_INFORMATION SUPPLIED_:
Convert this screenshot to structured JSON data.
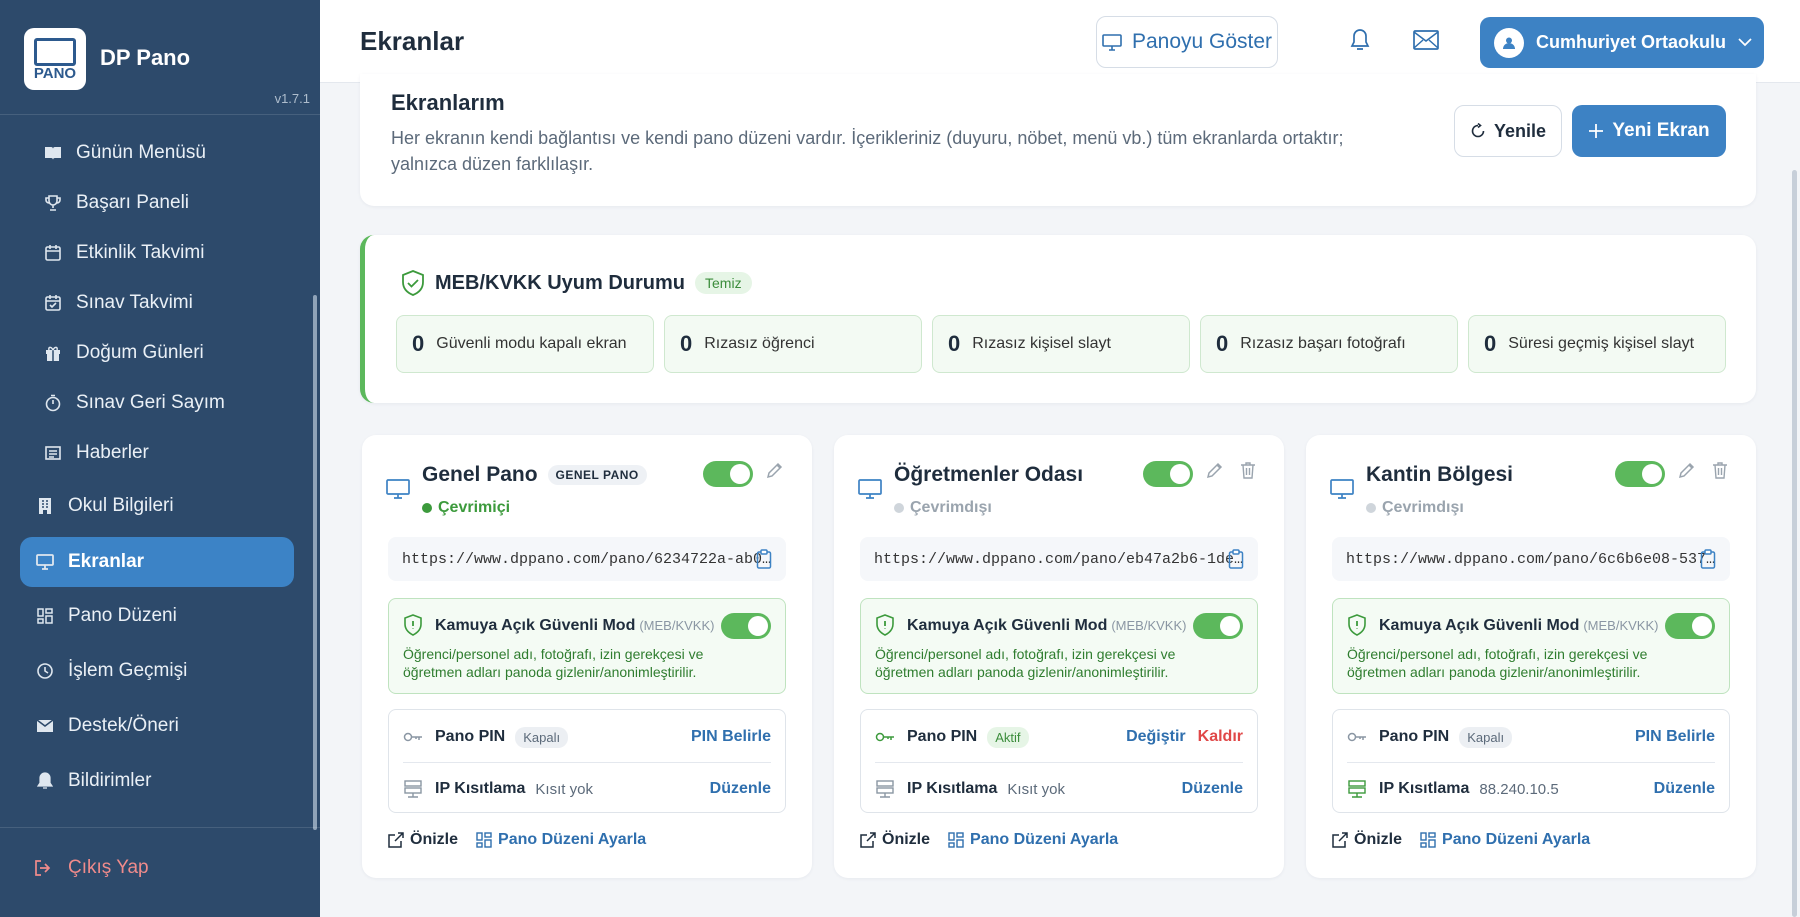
{
  "brand": {
    "name": "DP Pano",
    "logo_text": "PANO",
    "version": "v1.7.1"
  },
  "sidebar": {
    "items": [
      {
        "label": "Günün Menüsü",
        "icon": "book-icon"
      },
      {
        "label": "Başarı Paneli",
        "icon": "trophy-icon"
      },
      {
        "label": "Etkinlik Takvimi",
        "icon": "calendar-icon"
      },
      {
        "label": "Sınav Takvimi",
        "icon": "calendar-check-icon"
      },
      {
        "label": "Doğum Günleri",
        "icon": "gift-icon"
      },
      {
        "label": "Sınav Geri Sayım",
        "icon": "stopwatch-icon"
      },
      {
        "label": "Haberler",
        "icon": "newspaper-icon"
      },
      {
        "label": "Okul Bilgileri",
        "icon": "building-icon"
      },
      {
        "label": "Ekranlar",
        "icon": "monitor-icon"
      },
      {
        "label": "Pano Düzeni",
        "icon": "layout-icon"
      },
      {
        "label": "İşlem Geçmişi",
        "icon": "clock-icon"
      },
      {
        "label": "Destek/Öneri",
        "icon": "envelope-icon"
      },
      {
        "label": "Bildirimler",
        "icon": "bell-icon"
      }
    ],
    "logout": "Çıkış Yap"
  },
  "header": {
    "title": "Ekranlar",
    "show_board": "Panoyu Göster",
    "user": "Cumhuriyet Ortaokulu"
  },
  "intro": {
    "title": "Ekranlarım",
    "description": "Her ekranın kendi bağlantısı ve kendi pano düzeni vardır. İçerikleriniz (duyuru, nöbet, menü vb.) tüm ekranlarda ortaktır; yalnızca düzen farklılaşır.",
    "refresh": "Yenile",
    "new_screen": "Yeni Ekran"
  },
  "compliance": {
    "title": "MEB/KVKK Uyum Durumu",
    "badge": "Temiz",
    "stats": [
      {
        "count": "0",
        "label": "Güvenli modu kapalı ekran"
      },
      {
        "count": "0",
        "label": "Rızasız öğrenci"
      },
      {
        "count": "0",
        "label": "Rızasız kişisel slayt"
      },
      {
        "count": "0",
        "label": "Rızasız başarı fotoğrafı"
      },
      {
        "count": "0",
        "label": "Süresi geçmiş kişisel slayt"
      }
    ]
  },
  "screens": [
    {
      "name": "Genel Pano",
      "tag": "GENEL PANO",
      "status": "Çevrimiçi",
      "url": "https://www.dppano.com/pano/6234722a-ab0…",
      "safe_title": "Kamuya Açık Güvenli Mod",
      "safe_sub": "(MEB/KVKK)",
      "safe_desc": "Öğrenci/personel adı, fotoğrafı, izin gerekçesi ve öğretmen adları panoda gizlenir/anonimleştirilir.",
      "pin_label": "Pano PIN",
      "pin_state": "Kapalı",
      "pin_action": "PIN Belirle",
      "ip_label": "IP Kısıtlama",
      "ip_value": "Kısıt yok",
      "ip_action": "Düzenle",
      "preview": "Önizle",
      "layout": "Pano Düzeni Ayarla"
    },
    {
      "name": "Öğretmenler Odası",
      "status": "Çevrimdışı",
      "url": "https://www.dppano.com/pano/eb47a2b6-1de…",
      "safe_title": "Kamuya Açık Güvenli Mod",
      "safe_sub": "(MEB/KVKK)",
      "safe_desc": "Öğrenci/personel adı, fotoğrafı, izin gerekçesi ve öğretmen adları panoda gizlenir/anonimleştirilir.",
      "pin_label": "Pano PIN",
      "pin_state": "Aktif",
      "pin_change": "Değiştir",
      "pin_remove": "Kaldır",
      "ip_label": "IP Kısıtlama",
      "ip_value": "Kısıt yok",
      "ip_action": "Düzenle",
      "preview": "Önizle",
      "layout": "Pano Düzeni Ayarla"
    },
    {
      "name": "Kantin Bölgesi",
      "status": "Çevrimdışı",
      "url": "https://www.dppano.com/pano/6c6b6e08-537…",
      "safe_title": "Kamuya Açık Güvenli Mod",
      "safe_sub": "(MEB/KVKK)",
      "safe_desc": "Öğrenci/personel adı, fotoğrafı, izin gerekçesi ve öğretmen adları panoda gizlenir/anonimleştirilir.",
      "pin_label": "Pano PIN",
      "pin_state": "Kapalı",
      "pin_action": "PIN Belirle",
      "ip_label": "IP Kısıtlama",
      "ip_value": "88.240.10.5",
      "ip_action": "Düzenle",
      "preview": "Önizle",
      "layout": "Pano Düzeni Ayarla"
    }
  ],
  "colors": {
    "sidebar": "#2d4a6b",
    "accent": "#3d82c4",
    "success": "#5cb85c",
    "danger": "#e04848"
  }
}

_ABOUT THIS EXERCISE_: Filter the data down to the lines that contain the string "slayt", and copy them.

_EXERCISE ANSWER_:
        "label": "Rızasız kişisel slayt"
        "label": "Süresi geçmiş kişisel slayt"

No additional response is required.